FCC Bends On Ownership Form Social Security Numbers


The FCC said Friday its revised ownership reporting form (323) would be available on its Web site on or before Dec. 9, and that it would hold a workshop at 2 p.m. on that date to walk filers through the new form. The commission also said it would allow filers to use an "interim" ID number that does not require them to proviide their social security number.

The agency is collecting more information on the form partly as a way to better track minority ownership by requiring owners of smaller stakes in broadcast properties to report them.

The FCC two weeks ago delayed the date for turning in the form from Dec. 15 to Jan. 11, saying the online form was not quite ready. But it has also received a petition to delay the date from law firm Fletcher, Heald & Hildreth, which argued that the form was changed without sufficient notice, and that to include the requirement for owners of virtually any size stake in a broadcast property to provide those Social Security numbers raised privacy issues. The FCC said the delay was procedural and did not address that petition in its announcement of the extension.

In its public notice announcing the Dec. 9 date, the FCC also said that it is allowing filers to use a Special Use FRN (FCC Registration Number) instead of a Social Security number, but made clear it was a temporary fix and that it expected eventually to get an SSN from them.

"As a rule, all filers must provide an FCC Registration Number (FRN) for all persons and entities reported on Form 323. If, however, after using diligent and good-faith efforts, you are unable to obtain an FRN for any specific individual required to be reported on Form 323, the electronic form contains a mechanism for generating an interim "Special Use FRN" solely for the purposes of completing the form. The "Special Use FRN" may be used only to file a biennial ownership report on FCC Form 323 and may not be used for any other purpose at the FCC."
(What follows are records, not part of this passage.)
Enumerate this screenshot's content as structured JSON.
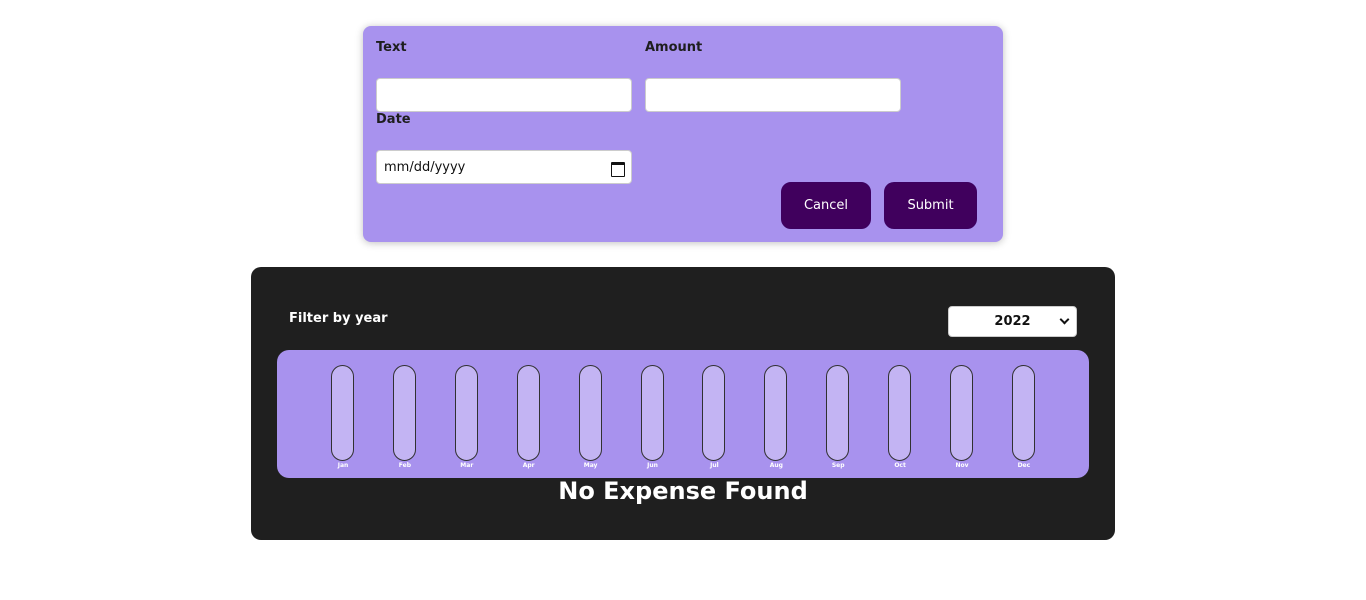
{
  "form": {
    "text_label": "Text",
    "text_value": "",
    "amount_label": "Amount",
    "amount_value": "",
    "date_label": "Date",
    "date_placeholder": "mm/dd/yyyy",
    "date_icon": "calendar-icon",
    "cancel_label": "Cancel",
    "submit_label": "Submit"
  },
  "expenses": {
    "filter_label": "Filter by year",
    "selected_year": "2022",
    "empty_message": "No Expense Found"
  },
  "chart_data": {
    "type": "bar",
    "categories": [
      "Jan",
      "Feb",
      "Mar",
      "Apr",
      "May",
      "Jun",
      "Jul",
      "Aug",
      "Sep",
      "Oct",
      "Nov",
      "Dec"
    ],
    "values": [
      0,
      0,
      0,
      0,
      0,
      0,
      0,
      0,
      0,
      0,
      0,
      0
    ]
  },
  "colors": {
    "form_bg": "#a892ee",
    "button_bg": "#40005d",
    "panel_bg": "#1f1f1f",
    "bar_track": "#c3b4f3"
  }
}
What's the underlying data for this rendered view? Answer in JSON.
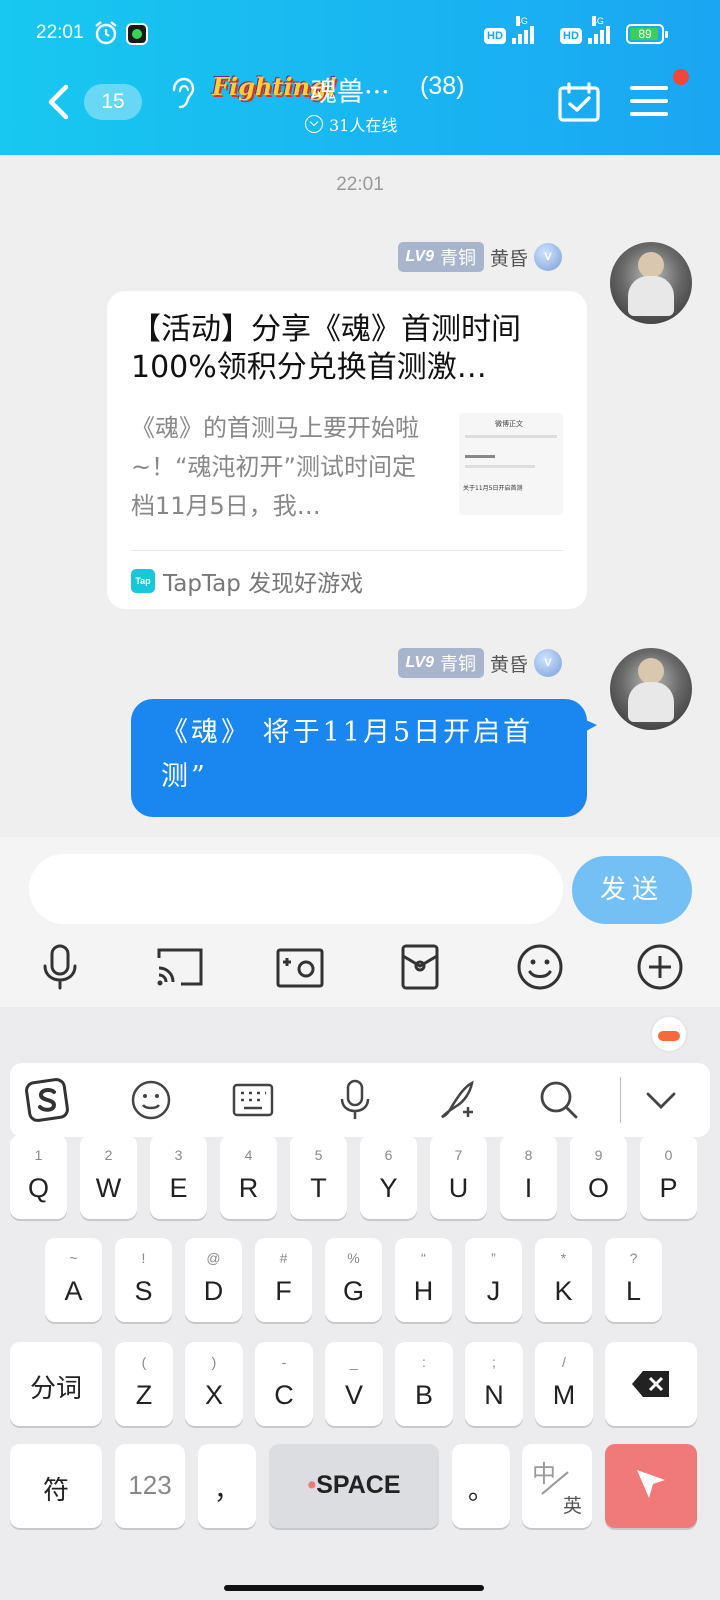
{
  "status_bar": {
    "time": "22:01",
    "hd1": "HD",
    "hd2": "HD",
    "net1": "4G",
    "net2": "4G",
    "battery": "89"
  },
  "header": {
    "unread_count": "15",
    "group_logo": "Fighting!",
    "group_name": "魂兽···",
    "member_count": "(38)",
    "online_text": "31人在线"
  },
  "chat": {
    "time_separator": "22:01",
    "messages": [
      {
        "level": "LV9",
        "rank": "青铜",
        "nickname": "黄昏",
        "badge": "V",
        "card": {
          "title": "【活动】分享《魂》首测时间 100%领积分兑换首测激…",
          "desc": "《魂》的首测马上要开始啦~！“魂沌初开”测试时间定档11月5日，我…",
          "thumb_title": "微博正文",
          "thumb_caption": "关于11月5日开启首测",
          "source_icon": "Tap",
          "source": "TapTap 发现好游戏"
        }
      },
      {
        "level": "LV9",
        "rank": "青铜",
        "nickname": "黄昏",
        "badge": "V",
        "text": "《魂》 将于11月5日开启首测”"
      }
    ]
  },
  "input": {
    "placeholder": "",
    "send_label": "发送"
  },
  "toolbar_icons": [
    "mic-icon",
    "screen-cast-icon",
    "photo-icon",
    "red-packet-icon",
    "emoji-icon",
    "plus-icon"
  ],
  "keyboard": {
    "row1": [
      {
        "sub": "1",
        "main": "Q"
      },
      {
        "sub": "2",
        "main": "W"
      },
      {
        "sub": "3",
        "main": "E"
      },
      {
        "sub": "4",
        "main": "R"
      },
      {
        "sub": "5",
        "main": "T"
      },
      {
        "sub": "6",
        "main": "Y"
      },
      {
        "sub": "7",
        "main": "U"
      },
      {
        "sub": "8",
        "main": "I"
      },
      {
        "sub": "9",
        "main": "O"
      },
      {
        "sub": "0",
        "main": "P"
      }
    ],
    "row2": [
      {
        "sub": "~",
        "main": "A"
      },
      {
        "sub": "!",
        "main": "S"
      },
      {
        "sub": "@",
        "main": "D"
      },
      {
        "sub": "#",
        "main": "F"
      },
      {
        "sub": "%",
        "main": "G"
      },
      {
        "sub": "“",
        "main": "H"
      },
      {
        "sub": "”",
        "main": "J"
      },
      {
        "sub": "*",
        "main": "K"
      },
      {
        "sub": "?",
        "main": "L"
      }
    ],
    "row3": [
      {
        "sub": "(",
        "main": "Z"
      },
      {
        "sub": ")",
        "main": "X"
      },
      {
        "sub": "-",
        "main": "C"
      },
      {
        "sub": "_",
        "main": "V"
      },
      {
        "sub": ":",
        "main": "B"
      },
      {
        "sub": ";",
        "main": "N"
      },
      {
        "sub": "/",
        "main": "M"
      }
    ],
    "fenci": "分词",
    "symbol": "符",
    "num": "123",
    "comma": "，",
    "space": "SPACE",
    "period": "。",
    "lang_cn": "中",
    "lang_en": "英"
  },
  "colors": {
    "header_start": "#18c8f0",
    "header_end": "#1aa6f2",
    "bubble": "#1a86f0",
    "send": "#74c0f5",
    "enter": "#f07a7a"
  }
}
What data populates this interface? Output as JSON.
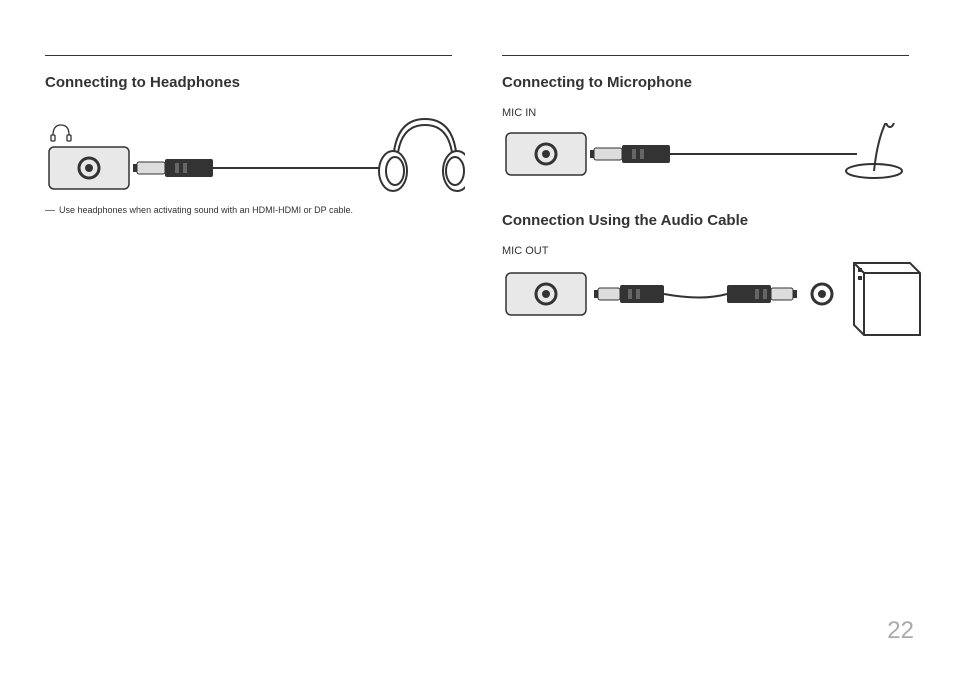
{
  "left": {
    "title": "Connecting to Headphones",
    "footnote": "Use headphones when activating sound with an HDMI-HDMI or DP cable."
  },
  "right": {
    "title1": "Connecting to Microphone",
    "mic_in_label": "MIC IN",
    "title2": "Connection Using the Audio Cable",
    "mic_out_label": "MIC OUT"
  },
  "page_number": "22"
}
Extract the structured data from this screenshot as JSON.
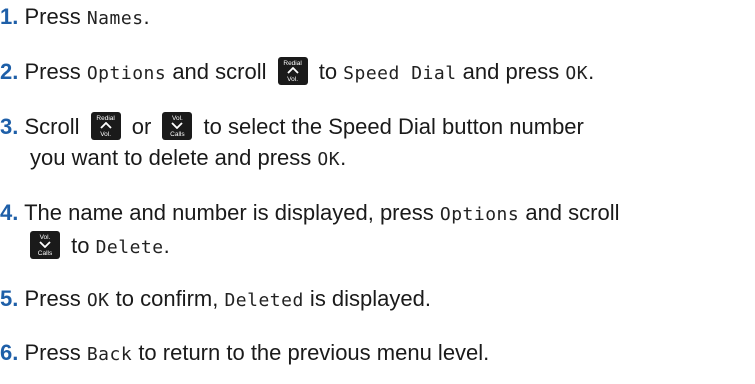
{
  "colors": {
    "step_number": "#1e5fa8",
    "key_bg": "#1a1a1a"
  },
  "keys": {
    "redial_vol_up": {
      "top": "Redial",
      "bottom": "Vol."
    },
    "vol_calls_down": {
      "top": "Vol.",
      "bottom": "Calls"
    }
  },
  "steps": [
    {
      "number": "1.",
      "t1": "Press ",
      "s1": "Names",
      "t2": "."
    },
    {
      "number": "2.",
      "t1": "Press ",
      "s1": "Options",
      "t2": " and scroll ",
      "t3": " to ",
      "s2": "Speed Dial",
      "t4": " and press ",
      "s3": "OK",
      "t5": "."
    },
    {
      "number": "3.",
      "t1": "Scroll ",
      "t2": " or ",
      "t3": " to select the Speed Dial button number",
      "t4": "you want to delete and press ",
      "s1": "OK",
      "t5": "."
    },
    {
      "number": "4.",
      "t1": "The name and number is displayed, press ",
      "s1": "Options",
      "t2": " and scroll",
      "t3": " to ",
      "s2": "Delete",
      "t4": "."
    },
    {
      "number": "5.",
      "t1": "Press ",
      "s1": "OK",
      "t2": " to confirm, ",
      "s2": "Deleted",
      "t3": " is displayed."
    },
    {
      "number": "6.",
      "t1": "Press ",
      "s1": "Back",
      "t2": " to return to the previous menu level."
    }
  ]
}
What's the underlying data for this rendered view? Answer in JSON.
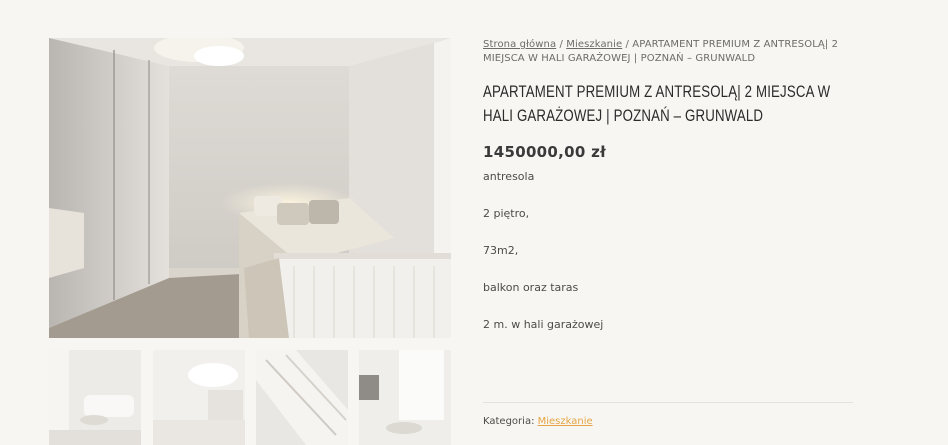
{
  "breadcrumb": {
    "home": "Strona główna",
    "sep1": " / ",
    "category": "Mieszkanie",
    "sep2": " / ",
    "current": "APARTAMENT PREMIUM Z ANTRESOLĄ| 2 MIEJSCA W HALI GARAŻOWEJ | POZNAŃ – GRUNWALD"
  },
  "product": {
    "title": "APARTAMENT PREMIUM Z ANTRESOLĄ| 2 MIEJSCA W HALI GARAŻOWEJ | POZNAŃ – GRUNWALD",
    "price": "1450000,00 zł",
    "description": [
      "antresola",
      "2 piętro,",
      "73m2,",
      "balkon oraz taras",
      "2 m. w hali garażowej"
    ],
    "category_label": "Kategoria: ",
    "category_link": "Mieszkanie"
  },
  "colors": {
    "background": "#f7f6f3",
    "link_accent": "#e6a544",
    "title": "#2b2b2b"
  }
}
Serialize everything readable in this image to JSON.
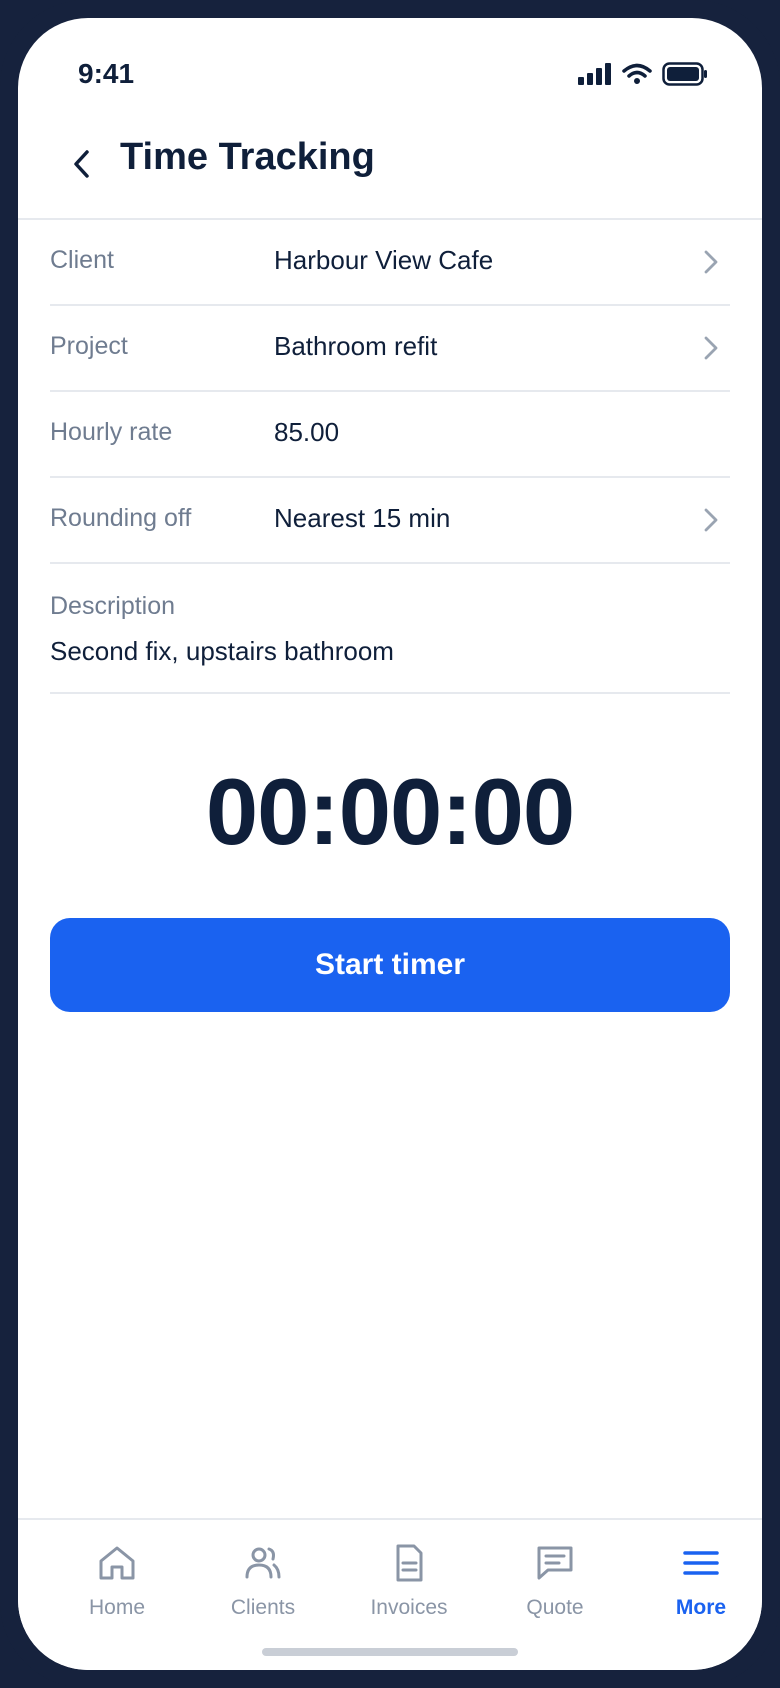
{
  "status_bar": {
    "time": "9:41"
  },
  "header": {
    "title": "Time Tracking"
  },
  "form": {
    "rows": [
      {
        "label": "Client",
        "value": "Harbour View Cafe",
        "has_chevron": true
      },
      {
        "label": "Project",
        "value": "Bathroom refit",
        "has_chevron": true
      },
      {
        "label": "Hourly rate",
        "value": "85.00",
        "has_chevron": false
      },
      {
        "label": "Rounding off",
        "value": "Nearest 15 min",
        "has_chevron": true
      }
    ],
    "description": {
      "label": "Description",
      "value": "Second fix, upstairs bathroom"
    }
  },
  "timer": {
    "display": "00:00:00",
    "button_label": "Start timer"
  },
  "tabbar": {
    "items": [
      {
        "label": "Home",
        "icon": "home-icon",
        "active": false
      },
      {
        "label": "Clients",
        "icon": "clients-icon",
        "active": false
      },
      {
        "label": "Invoices",
        "icon": "invoice-icon",
        "active": false
      },
      {
        "label": "Quote",
        "icon": "quote-icon",
        "active": false
      },
      {
        "label": "More",
        "icon": "menu-icon",
        "active": true
      }
    ]
  },
  "colors": {
    "accent": "#1a62f0",
    "text_primary": "#0f1f3a",
    "text_secondary": "#6f7c90",
    "frame": "#16223d"
  }
}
It may be only a temporary fix, but it also gives the FCC some wiggle room depending on how it rules on the Fletcher Heald & Hildreth petition.